(Page and application data records)
+ + + + +
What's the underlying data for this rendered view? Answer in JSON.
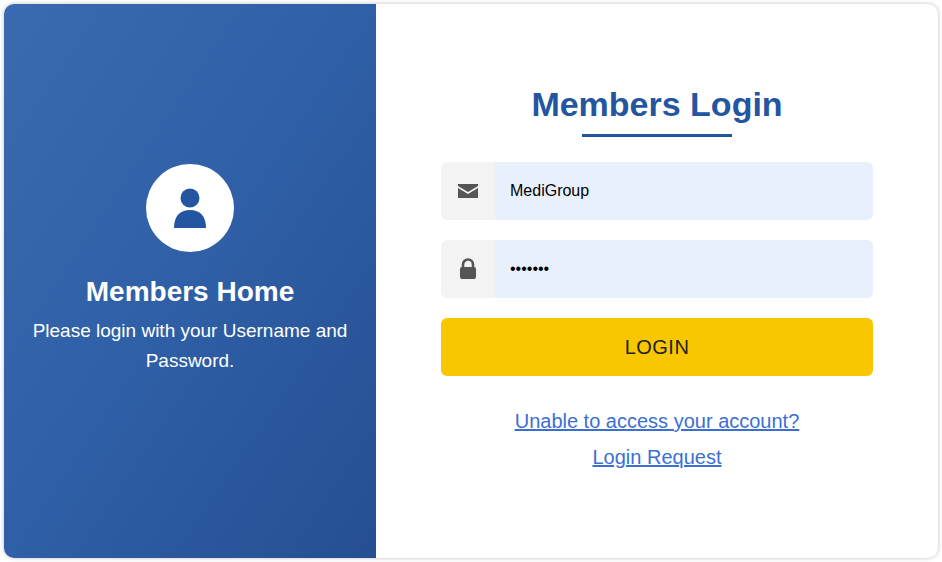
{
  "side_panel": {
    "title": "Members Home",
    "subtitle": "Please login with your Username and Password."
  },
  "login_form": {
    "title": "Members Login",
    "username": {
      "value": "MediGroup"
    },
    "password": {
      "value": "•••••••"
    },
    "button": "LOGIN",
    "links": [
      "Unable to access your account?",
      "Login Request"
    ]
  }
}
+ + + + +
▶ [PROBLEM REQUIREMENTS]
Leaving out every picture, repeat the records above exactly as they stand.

▶ [EXERCISE SOLUTION]
What's the underlying data for this rendered view? Answer in JSON.
{
  "side_panel": {
    "title": "Members Home",
    "subtitle": "Please login with your Username and Password."
  },
  "login_form": {
    "title": "Members Login",
    "username": {
      "value": "MediGroup"
    },
    "password": {
      "value": "•••••••"
    },
    "button": "LOGIN",
    "links": [
      "Unable to access your account?",
      "Login Request"
    ]
  }
}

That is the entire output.